If Joseph R. Biden Jr. manages to maintain his slim lead in Georgia, he has one person to thank first and foremost, according to many Democrats and local officials: Stacey Abrams.

Ms Abrams, a former Yale-trained state party official, spent nearly a decade rebuilding the multiracial coalition for the franchise that sparked the civil rights movement of the 1960s and pushed a once-dominated state by white conservatives in a more diverse era.

More than that, Ms Abrams, the former Georgia House Minority Leader who was briefly seen as a possible running mate by Mr Biden, is increasingly seen as the new torchbearer of the movement embodied by two iconic Georgians: Martin Luther King Jr and Representative John Lewis. Mr Biden’s push cemented that.

“This American citizen would like to thank you from the bottom of her heart !!” actress Viola Davis wrote to Ms Abrams on Twitter Friday.

After Ms Abrams sent a tweet thanking voting rights activists in Georgia, Hillary clinton responded, “And THANKS, Stacey. Thank you.”

“What time is the Stacey Abrams parade?” wrote Lisa Lucas, an editor-in-chief, reflecting the views of black political and business leaders who believe Ms. Abrams deserves much of the credit for record-breaking participation in communities of color across the country.

Seven years ago, while still in the state legislature, Ms. Abrams founded the New Georgia Project, a nonprofit that registered around 100,000 new voters and then created Fair Fight. , an organization to fight against voter suppression.

In 2018, Ms Abrams became the first black woman to win the Democratic nomination for governor and lost in a close race to Republican Brian Kemp, amid allegations that Republicans had taken steps to suppress the black votes by purging the electoral rolls.

After losing 55,000 votes, Ms Abrams told Vogue, “I sat in Shiva for 10 days. Then I started to plot ”- a joking reference to the period of Jewish mourning.

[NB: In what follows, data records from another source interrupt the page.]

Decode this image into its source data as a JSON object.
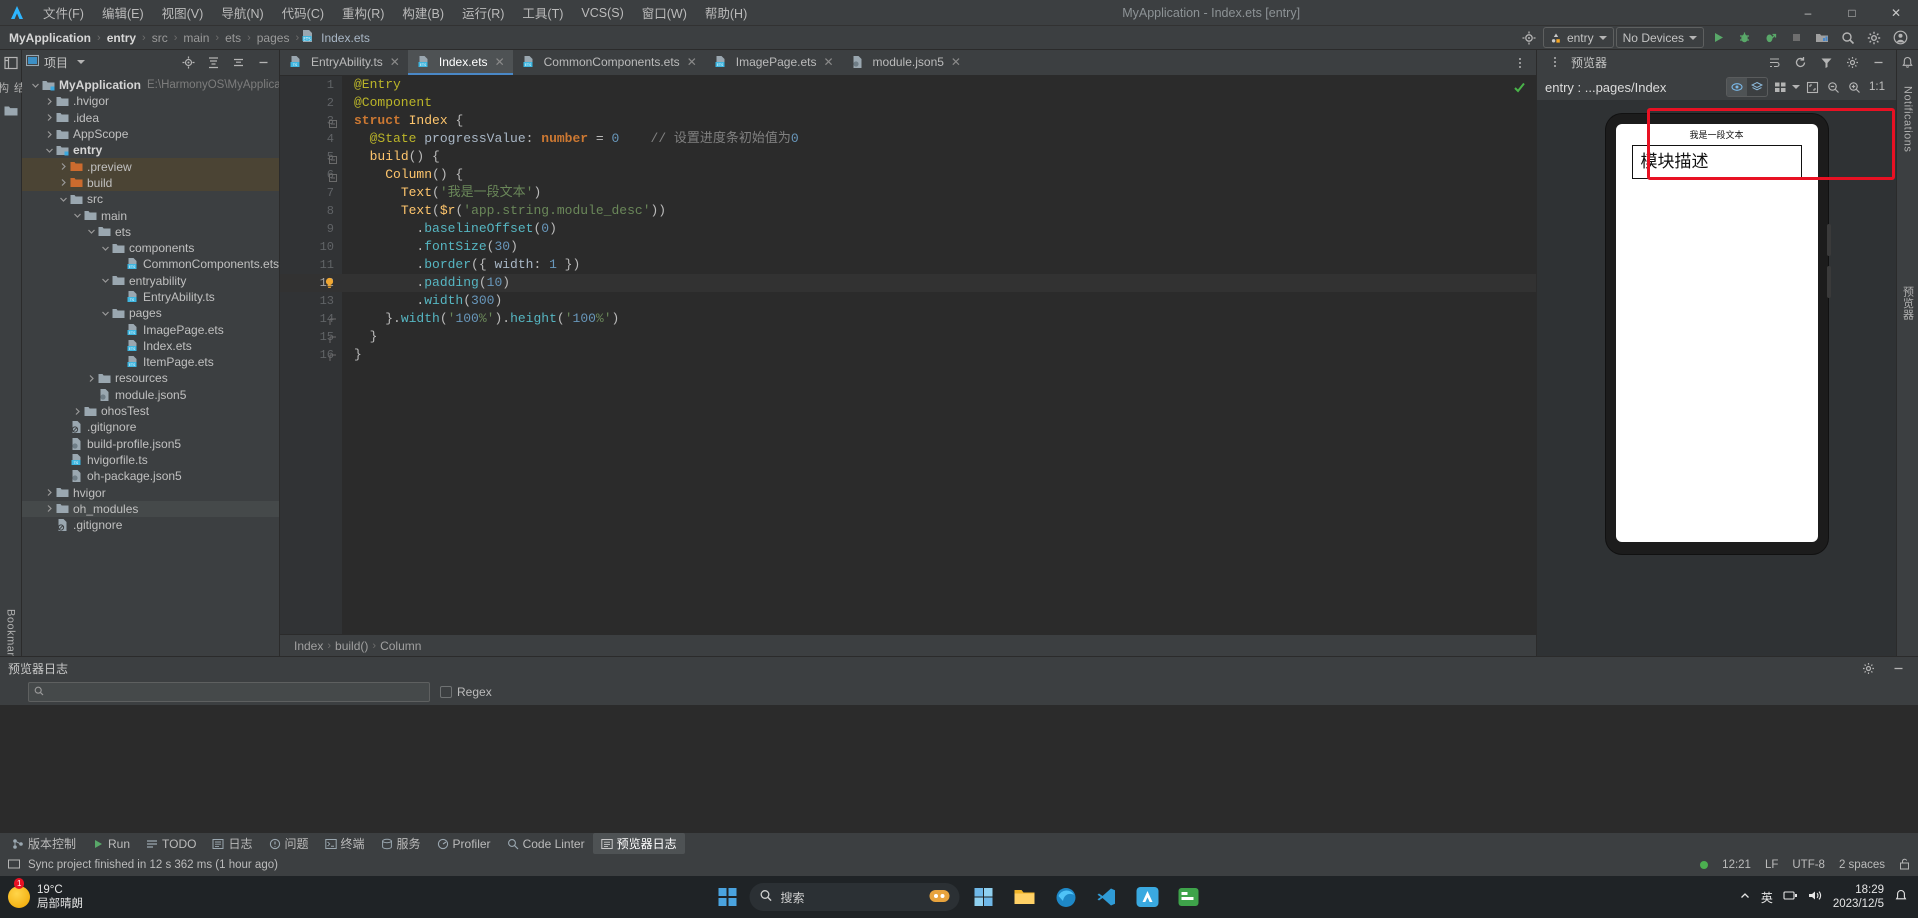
{
  "window": {
    "title": "MyApplication - Index.ets [entry]",
    "minimize": "–",
    "maximize": "□",
    "close": "✕"
  },
  "menubar": {
    "logo_icon": "deveco-logo-icon",
    "items": [
      {
        "label": "文件(F)"
      },
      {
        "label": "编辑(E)"
      },
      {
        "label": "视图(V)"
      },
      {
        "label": "导航(N)"
      },
      {
        "label": "代码(C)"
      },
      {
        "label": "重构(R)"
      },
      {
        "label": "构建(B)"
      },
      {
        "label": "运行(R)"
      },
      {
        "label": "工具(T)"
      },
      {
        "label": "VCS(S)"
      },
      {
        "label": "窗口(W)"
      },
      {
        "label": "帮助(H)"
      }
    ]
  },
  "breadcrumb": {
    "items": [
      "MyApplication",
      "entry",
      "src",
      "main",
      "ets",
      "pages",
      "Index.ets"
    ],
    "separator": "›"
  },
  "navtoolbar": {
    "target_icon": "target-icon",
    "run_config": "entry",
    "device": "No Devices",
    "run_icon": "run-icon",
    "debug_icon": "debug-icon",
    "profile_icon": "run-with-profiler-icon",
    "stop_icon": "stop-icon",
    "device_manager_icon": "device-manager-icon",
    "search_icon": "search-icon",
    "settings_icon": "gear-icon",
    "account_icon": "account-icon"
  },
  "leftstrip": {
    "structure_label": "结构",
    "bookmarks_label": "Bookmarks"
  },
  "project": {
    "panel_title": "项目",
    "dropdown_icon": "chevron-down-icon",
    "locate_icon": "locate-file-icon",
    "expand_icon": "expand-all-icon",
    "collapse_icon": "collapse-all-icon",
    "hide_icon": "hide-panel-icon",
    "root_path": "E:\\HarmonyOS\\MyApplicatio",
    "tree": [
      {
        "label": "MyApplication",
        "depth": 0,
        "arrow": "down",
        "icon": "module-folder",
        "bold": true,
        "path": true
      },
      {
        "label": ".hvigor",
        "depth": 1,
        "arrow": "right",
        "icon": "folder"
      },
      {
        "label": ".idea",
        "depth": 1,
        "arrow": "right",
        "icon": "folder"
      },
      {
        "label": "AppScope",
        "depth": 1,
        "arrow": "right",
        "icon": "folder"
      },
      {
        "label": "entry",
        "depth": 1,
        "arrow": "down",
        "icon": "module-folder",
        "bold": true
      },
      {
        "label": ".preview",
        "depth": 2,
        "arrow": "right",
        "icon": "folder-orange",
        "hl": true
      },
      {
        "label": "build",
        "depth": 2,
        "arrow": "right",
        "icon": "folder-orange",
        "hl": true
      },
      {
        "label": "src",
        "depth": 2,
        "arrow": "down",
        "icon": "folder"
      },
      {
        "label": "main",
        "depth": 3,
        "arrow": "down",
        "icon": "folder"
      },
      {
        "label": "ets",
        "depth": 4,
        "arrow": "down",
        "icon": "folder"
      },
      {
        "label": "components",
        "depth": 5,
        "arrow": "down",
        "icon": "folder"
      },
      {
        "label": "CommonComponents.ets",
        "depth": 6,
        "arrow": "none",
        "icon": "ets-file"
      },
      {
        "label": "entryability",
        "depth": 5,
        "arrow": "down",
        "icon": "folder"
      },
      {
        "label": "EntryAbility.ts",
        "depth": 6,
        "arrow": "none",
        "icon": "ts-file"
      },
      {
        "label": "pages",
        "depth": 5,
        "arrow": "down",
        "icon": "folder"
      },
      {
        "label": "ImagePage.ets",
        "depth": 6,
        "arrow": "none",
        "icon": "ets-file"
      },
      {
        "label": "Index.ets",
        "depth": 6,
        "arrow": "none",
        "icon": "ets-file"
      },
      {
        "label": "ItemPage.ets",
        "depth": 6,
        "arrow": "none",
        "icon": "ets-file"
      },
      {
        "label": "resources",
        "depth": 4,
        "arrow": "right",
        "icon": "folder"
      },
      {
        "label": "module.json5",
        "depth": 4,
        "arrow": "none",
        "icon": "json-file"
      },
      {
        "label": "ohosTest",
        "depth": 3,
        "arrow": "right",
        "icon": "folder"
      },
      {
        "label": ".gitignore",
        "depth": 2,
        "arrow": "none",
        "icon": "gitignore-file"
      },
      {
        "label": "build-profile.json5",
        "depth": 2,
        "arrow": "none",
        "icon": "json-file"
      },
      {
        "label": "hvigorfile.ts",
        "depth": 2,
        "arrow": "none",
        "icon": "ts-file"
      },
      {
        "label": "oh-package.json5",
        "depth": 2,
        "arrow": "none",
        "icon": "json-file"
      },
      {
        "label": "hvigor",
        "depth": 1,
        "arrow": "right",
        "icon": "folder"
      },
      {
        "label": "oh_modules",
        "depth": 1,
        "arrow": "right",
        "icon": "folder",
        "hl2": true
      },
      {
        "label": ".gitignore",
        "depth": 1,
        "arrow": "none",
        "icon": "gitignore-file"
      }
    ]
  },
  "editor": {
    "tabs": [
      {
        "label": "EntryAbility.ts",
        "icon": "ts-file",
        "active": false
      },
      {
        "label": "Index.ets",
        "icon": "ets-file",
        "active": true
      },
      {
        "label": "CommonComponents.ets",
        "icon": "ets-file",
        "active": false
      },
      {
        "label": "ImagePage.ets",
        "icon": "ets-file",
        "active": false
      },
      {
        "label": "module.json5",
        "icon": "json-file",
        "active": false
      }
    ],
    "tab_close": "✕",
    "more_icon": "more-options-icon",
    "inspection_status_icon": "check-ok-icon",
    "current_line": 12,
    "bulb_icon": "intention-bulb-icon",
    "lines": [
      {
        "n": 1,
        "text": "@Entry"
      },
      {
        "n": 2,
        "text": "@Component"
      },
      {
        "n": 3,
        "text": "struct Index {"
      },
      {
        "n": 4,
        "text": "  @State progressValue: number = 0    // 设置进度条初始值为0"
      },
      {
        "n": 5,
        "text": "  build() {"
      },
      {
        "n": 6,
        "text": "    Column() {"
      },
      {
        "n": 7,
        "text": "      Text('我是一段文本')"
      },
      {
        "n": 8,
        "text": "      Text($r('app.string.module_desc'))"
      },
      {
        "n": 9,
        "text": "        .baselineOffset(0)"
      },
      {
        "n": 10,
        "text": "        .fontSize(30)"
      },
      {
        "n": 11,
        "text": "        .border({ width: 1 })"
      },
      {
        "n": 12,
        "text": "        .padding(10)"
      },
      {
        "n": 13,
        "text": "        .width(300)"
      },
      {
        "n": 14,
        "text": "    }.width('100%').height('100%')"
      },
      {
        "n": 15,
        "text": "  }"
      },
      {
        "n": 16,
        "text": "}"
      }
    ],
    "status_breadcrumb": [
      "Index",
      "build()",
      "Column"
    ],
    "status_breadcrumb_sep": "›"
  },
  "preview": {
    "panel_title": "预览器",
    "more_icon": "more-options-icon",
    "route_label": "entry : ...pages/Index",
    "inspector_icon": "inspector-icon",
    "layers_icon": "layers-icon",
    "grid_icon": "multi-device-icon",
    "dropdown_icon": "chevron-down-icon",
    "rotate_icon": "rotate-icon",
    "zoom_out_icon": "zoom-out-icon",
    "zoom_in_icon": "zoom-in-icon",
    "fit_icon": "fit-screen-icon",
    "zoom_level": "1:1",
    "device_text_small": "我是一段文本",
    "device_text_box": "模块描述",
    "highlight_color": "#e81123"
  },
  "logpanel": {
    "title": "预览器日志",
    "settings_icon": "gear-icon",
    "hide_icon": "hide-panel-icon",
    "search_placeholder": "",
    "search_value": "",
    "search_icon": "search-icon",
    "regex_label": "Regex",
    "regex_checked": false
  },
  "toolwindows": [
    {
      "label": "版本控制",
      "icon": "vcs-icon"
    },
    {
      "label": "Run",
      "icon": "run-icon"
    },
    {
      "label": "TODO",
      "icon": "todo-icon"
    },
    {
      "label": "日志",
      "icon": "log-icon"
    },
    {
      "label": "问题",
      "icon": "problems-icon"
    },
    {
      "label": "终端",
      "icon": "terminal-icon"
    },
    {
      "label": "服务",
      "icon": "services-icon"
    },
    {
      "label": "Profiler",
      "icon": "profiler-icon"
    },
    {
      "label": "Code Linter",
      "icon": "code-linter-icon"
    },
    {
      "label": "预览器日志",
      "icon": "previewer-log-icon",
      "active": true
    }
  ],
  "statusbar": {
    "message": "Sync project finished in 12 s 362 ms (1 hour ago)",
    "event_icon": "event-log-icon",
    "line_col": "12:21",
    "line_sep": "LF",
    "encoding": "UTF-8",
    "indent": "2 spaces",
    "lock_icon": "unlocked-icon",
    "status_ok_icon": "green-dot-icon"
  },
  "rightstrip": {
    "notifications_label": "Notifications",
    "previewer_label": "预览器"
  },
  "taskbar": {
    "weather_temp": "19°C",
    "weather_desc": "局部晴朗",
    "start_icon": "windows-start-icon",
    "search_placeholder": "搜索",
    "search_icon": "search-icon",
    "apps": [
      {
        "icon": "widgets-icon"
      },
      {
        "icon": "file-explorer-icon"
      },
      {
        "icon": "edge-icon"
      },
      {
        "icon": "vscode-icon"
      },
      {
        "icon": "deveco-icon"
      },
      {
        "icon": "other-app-icon"
      }
    ],
    "clock_time": "18:29",
    "clock_date": "2023/12/5",
    "ime_label": "英",
    "notification_badge": "1",
    "chevron_up_icon": "chevron-up-icon",
    "network_icon": "network-icon",
    "volume_icon": "volume-icon",
    "notification_icon": "notification-icon"
  }
}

Since her loss, Ms. Abrams has helped register approximately 800,000 new voters and fought the “exact match” rules used to disqualify ballots for typos and minor errors. Ms Abrams was hardly alone in this effort, joining a coalition that included voting groups like ProGeorgia, the Georgia Coalition for the People’s Agenda and Project New Georgia.

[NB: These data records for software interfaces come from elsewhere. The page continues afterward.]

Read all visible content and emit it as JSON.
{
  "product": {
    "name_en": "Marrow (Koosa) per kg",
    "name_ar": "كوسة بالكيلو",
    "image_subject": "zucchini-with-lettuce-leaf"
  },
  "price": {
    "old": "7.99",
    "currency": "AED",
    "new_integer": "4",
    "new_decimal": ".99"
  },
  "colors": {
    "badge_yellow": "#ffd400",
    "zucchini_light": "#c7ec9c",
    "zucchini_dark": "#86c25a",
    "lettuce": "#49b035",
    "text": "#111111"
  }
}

But Ms. Abrams, a powerful public speaker, has become the face of that effort.

Some of President Trump’s supporters, led by Fox News contributor Byron York, criticized Ms Abrams for her refusal to formally concede the 2018 election, arguing that her behavior had set a precedent for Mr Trump’s refusal to accept 2020 results.

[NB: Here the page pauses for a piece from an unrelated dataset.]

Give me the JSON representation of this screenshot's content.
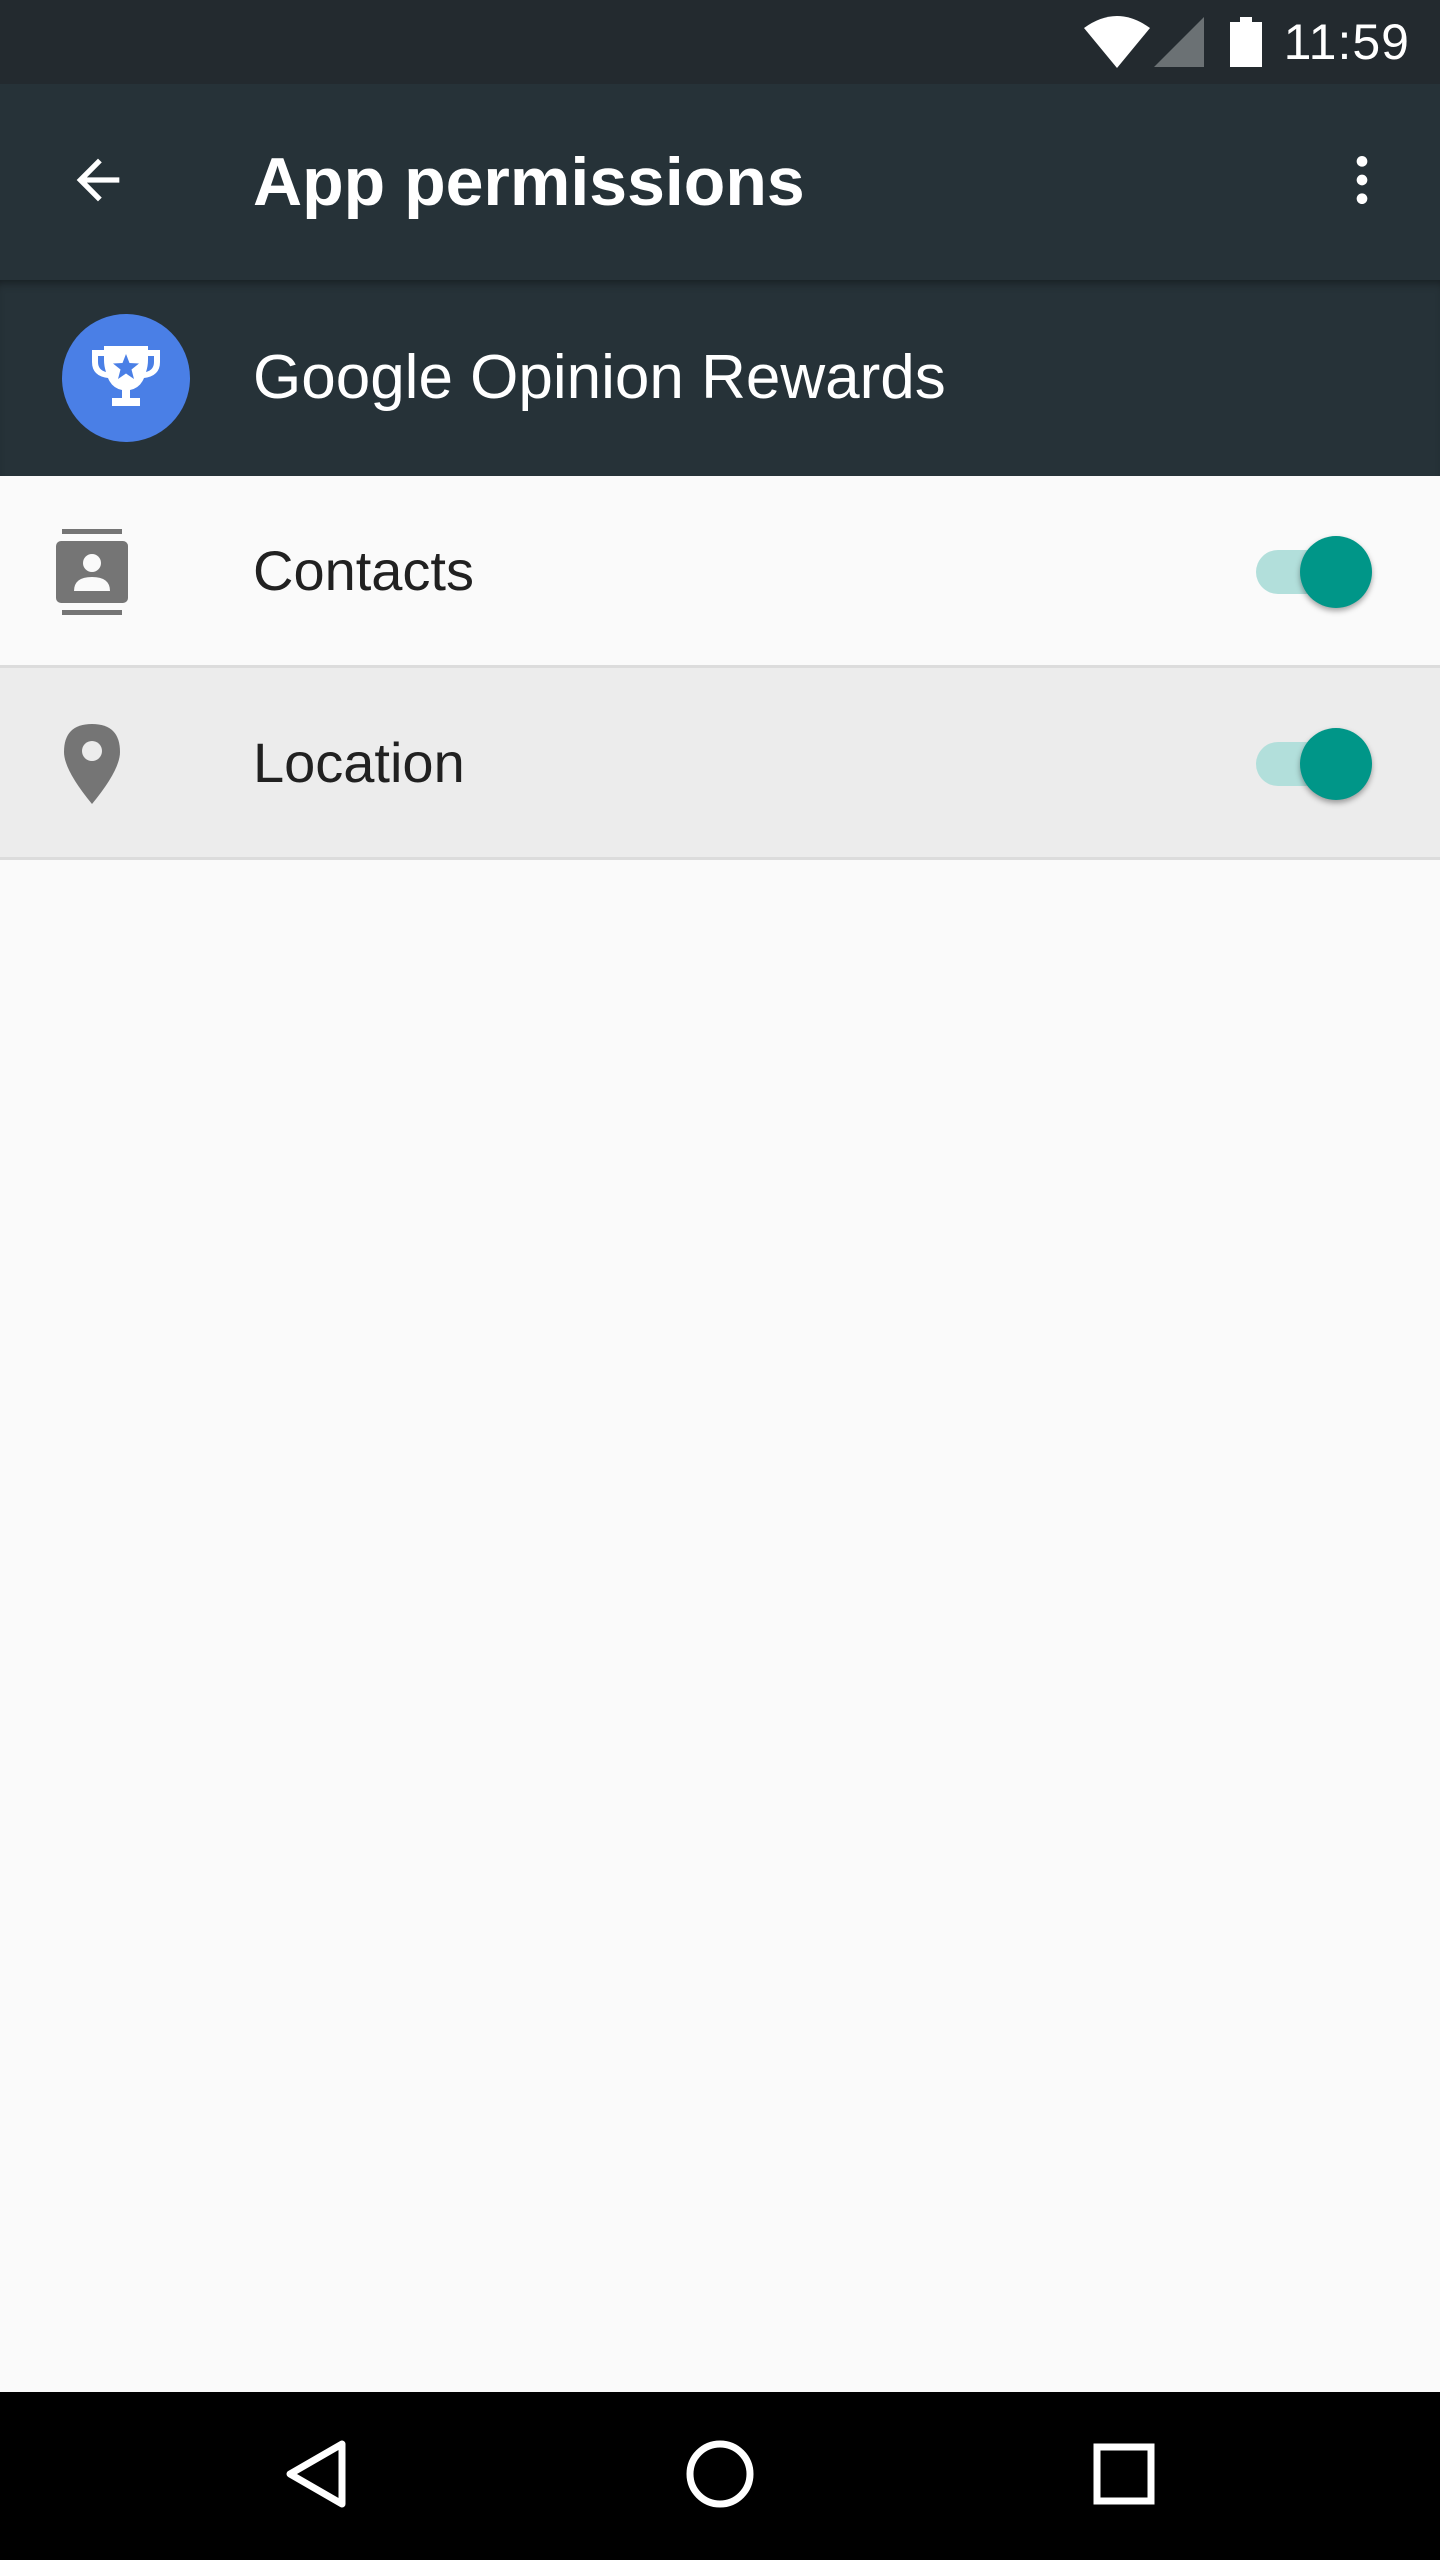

“In light of Biden’s pull in Georgia, a lot of Democratic praise for Stacey Abrams. Indeed, his conduct in the 2018 governor’s race could become a model for Trump’s post-election stance, ”he wrote.

But there are critical differences. Ms Abrams never conceded, but gave a speech announcing the end of her campaign and then moved on – concluding: ‘Democracy has failed the Georgians’.